**Exercise objective**
Return all lines of the data in which the string "Administration" occurs.

----

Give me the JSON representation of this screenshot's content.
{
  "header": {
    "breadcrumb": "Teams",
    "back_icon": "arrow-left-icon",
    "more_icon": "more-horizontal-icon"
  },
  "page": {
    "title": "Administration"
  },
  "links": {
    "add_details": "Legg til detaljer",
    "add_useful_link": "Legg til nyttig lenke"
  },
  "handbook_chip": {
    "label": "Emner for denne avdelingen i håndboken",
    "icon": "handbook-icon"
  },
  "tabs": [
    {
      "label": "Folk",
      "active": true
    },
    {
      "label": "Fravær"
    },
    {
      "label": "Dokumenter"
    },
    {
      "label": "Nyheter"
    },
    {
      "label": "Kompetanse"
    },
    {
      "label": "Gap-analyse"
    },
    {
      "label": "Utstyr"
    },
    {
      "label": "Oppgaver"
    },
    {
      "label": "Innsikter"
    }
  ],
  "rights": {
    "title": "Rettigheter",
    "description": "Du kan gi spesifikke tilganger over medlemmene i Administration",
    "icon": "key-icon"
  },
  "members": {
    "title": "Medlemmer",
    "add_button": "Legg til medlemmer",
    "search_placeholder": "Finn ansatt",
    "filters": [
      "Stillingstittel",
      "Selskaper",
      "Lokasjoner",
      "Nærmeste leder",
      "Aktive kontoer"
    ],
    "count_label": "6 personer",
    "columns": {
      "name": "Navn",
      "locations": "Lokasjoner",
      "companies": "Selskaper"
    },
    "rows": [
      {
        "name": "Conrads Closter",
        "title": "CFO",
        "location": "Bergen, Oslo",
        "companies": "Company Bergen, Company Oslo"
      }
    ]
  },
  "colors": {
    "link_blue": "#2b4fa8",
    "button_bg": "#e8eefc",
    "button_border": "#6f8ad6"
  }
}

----

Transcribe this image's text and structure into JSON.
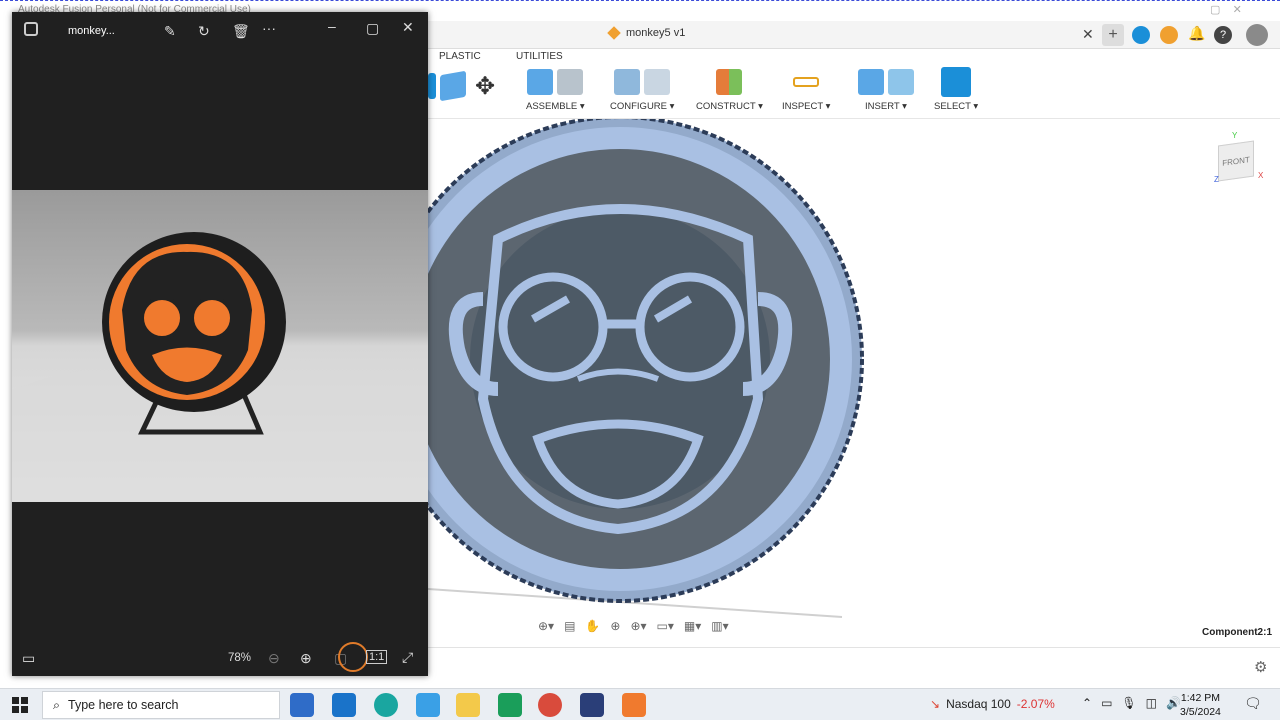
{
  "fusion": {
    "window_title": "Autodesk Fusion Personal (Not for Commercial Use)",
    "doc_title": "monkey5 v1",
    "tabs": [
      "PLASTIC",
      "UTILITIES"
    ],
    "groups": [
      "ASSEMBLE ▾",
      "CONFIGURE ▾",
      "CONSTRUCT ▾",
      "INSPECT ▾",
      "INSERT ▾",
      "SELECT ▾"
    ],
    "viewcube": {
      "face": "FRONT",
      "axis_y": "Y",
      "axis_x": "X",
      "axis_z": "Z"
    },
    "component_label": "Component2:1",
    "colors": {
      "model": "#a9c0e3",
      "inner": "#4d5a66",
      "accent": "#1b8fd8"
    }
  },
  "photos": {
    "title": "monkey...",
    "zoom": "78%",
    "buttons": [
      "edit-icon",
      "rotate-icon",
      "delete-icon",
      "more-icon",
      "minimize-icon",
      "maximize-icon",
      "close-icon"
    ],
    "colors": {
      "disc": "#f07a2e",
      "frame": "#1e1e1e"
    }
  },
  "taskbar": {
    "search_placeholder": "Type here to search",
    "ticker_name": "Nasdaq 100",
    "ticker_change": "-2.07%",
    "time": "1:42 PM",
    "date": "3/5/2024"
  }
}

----

**Solution**
    "title": "Administration"
    "description": "Du kan gi spesifikke tilganger over medlemmene i Administration",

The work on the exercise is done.